*** SOURCE INFORMATION ***

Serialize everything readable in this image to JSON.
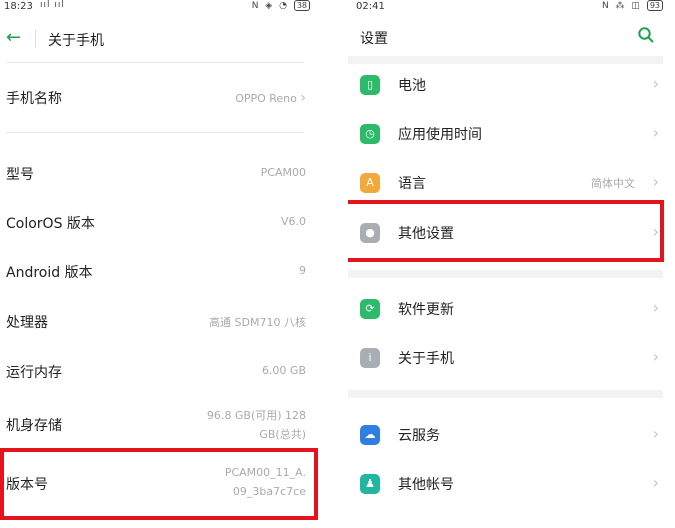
{
  "left": {
    "status": {
      "time": "18:23",
      "signal": "ııl ııl",
      "right_icons": "N ◈ ◔",
      "battery": "38"
    },
    "header": {
      "title": "关于手机"
    },
    "rows": [
      {
        "key": "手机名称",
        "value": "OPPO Reno"
      },
      {
        "key": "型号",
        "value": "PCAM00"
      },
      {
        "key": "ColorOS 版本",
        "value": "V6.0"
      },
      {
        "key": "Android 版本",
        "value": "9"
      },
      {
        "key": "处理器",
        "value": "高通 SDM710 八核"
      },
      {
        "key": "运行内存",
        "value": "6.00 GB"
      },
      {
        "key": "机身存储",
        "value_line1": "96.8 GB(可用) 128",
        "value_line2": "GB(总共)"
      },
      {
        "key": "版本号",
        "value_line1": "PCAM00_11_A.",
        "value_line2": "09_3ba7c7ce"
      }
    ]
  },
  "right": {
    "status": {
      "time": "02:41",
      "right_icons": "N ⁂ ◫",
      "battery": "93"
    },
    "header": {
      "title": "设置"
    },
    "items": [
      {
        "label": "电池",
        "icon": "battery-icon",
        "color": "#2dbb6b"
      },
      {
        "label": "应用使用时间",
        "icon": "app-usage-icon",
        "color": "#2dbb6b"
      },
      {
        "label": "语言",
        "value": "简体中文",
        "icon": "language-icon",
        "color": "#f2a93b"
      },
      {
        "label": "其他设置",
        "icon": "other-settings-icon",
        "color": "#a9adb4"
      },
      {
        "label": "软件更新",
        "icon": "software-update-icon",
        "color": "#2dbb6b"
      },
      {
        "label": "关于手机",
        "icon": "info-icon",
        "color": "#a9adb4"
      },
      {
        "label": "云服务",
        "icon": "cloud-icon",
        "color": "#2f7fe0"
      },
      {
        "label": "其他帐号",
        "icon": "account-icon",
        "color": "#22b5a0"
      }
    ]
  },
  "colors": {
    "accent_green": "#1aa34a",
    "highlight_red": "#e3141e"
  }
}
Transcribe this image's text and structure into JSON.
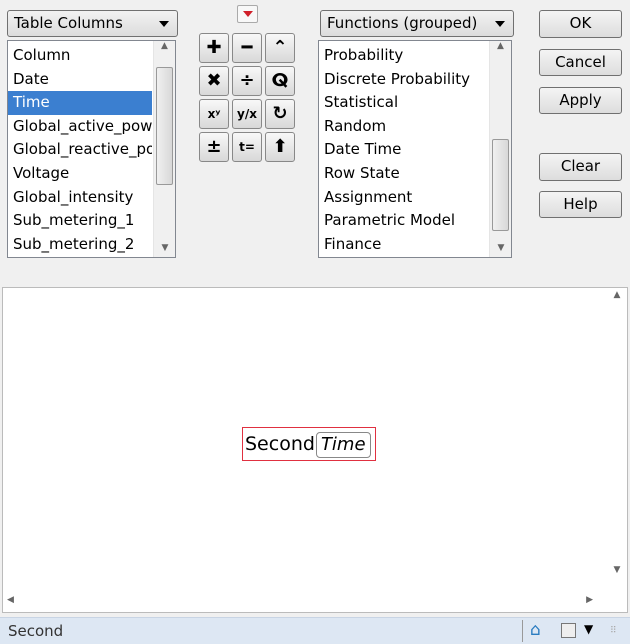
{
  "columns_dropdown": {
    "label": "Table Columns"
  },
  "columns": [
    "Column",
    "Date",
    "Time",
    "Global_active_power",
    "Global_reactive_power",
    "Voltage",
    "Global_intensity",
    "Sub_metering_1",
    "Sub_metering_2"
  ],
  "selected_column": "Time",
  "functions_dropdown": {
    "label": "Functions (grouped)"
  },
  "functions": [
    "Probability",
    "Discrete Probability",
    "Statistical",
    "Random",
    "Date Time",
    "Row State",
    "Assignment",
    "Parametric Model",
    "Finance"
  ],
  "operators": [
    {
      "name": "plus-icon",
      "glyph": "✚"
    },
    {
      "name": "minus-icon",
      "glyph": "━"
    },
    {
      "name": "caret-up-icon",
      "glyph": "⌃"
    },
    {
      "name": "multiply-icon",
      "glyph": "✖"
    },
    {
      "name": "divide-icon",
      "glyph": "÷"
    },
    {
      "name": "root-icon",
      "glyph": "ⵕ"
    },
    {
      "name": "power-icon",
      "glyph": "xʸ"
    },
    {
      "name": "fraction-icon",
      "glyph": "y/x"
    },
    {
      "name": "refresh-icon",
      "glyph": "↻"
    },
    {
      "name": "plus-minus-icon",
      "glyph": "±"
    },
    {
      "name": "assign-icon",
      "glyph": "t="
    },
    {
      "name": "up-arrow-icon",
      "glyph": "⬆"
    }
  ],
  "buttons": {
    "ok": "OK",
    "cancel": "Cancel",
    "apply": "Apply",
    "clear": "Clear",
    "help": "Help"
  },
  "formula": {
    "function": "Second",
    "argument": "Time"
  },
  "status": {
    "text": "Second"
  },
  "colors": {
    "selection": "#3b7fd0",
    "formula_box": "#e03040",
    "status_bar": "#dde7f3"
  }
}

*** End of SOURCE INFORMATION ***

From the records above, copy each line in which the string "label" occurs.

        "label": "电池",
        "label": "应用使用时间",
        "label": "语言",
        "label": "其他设置",
        "label": "软件更新",
        "label": "关于手机",
        "label": "云服务",
        "label": "其他帐号",
    "label": "Table Columns"
    "label": "Functions (grouped)"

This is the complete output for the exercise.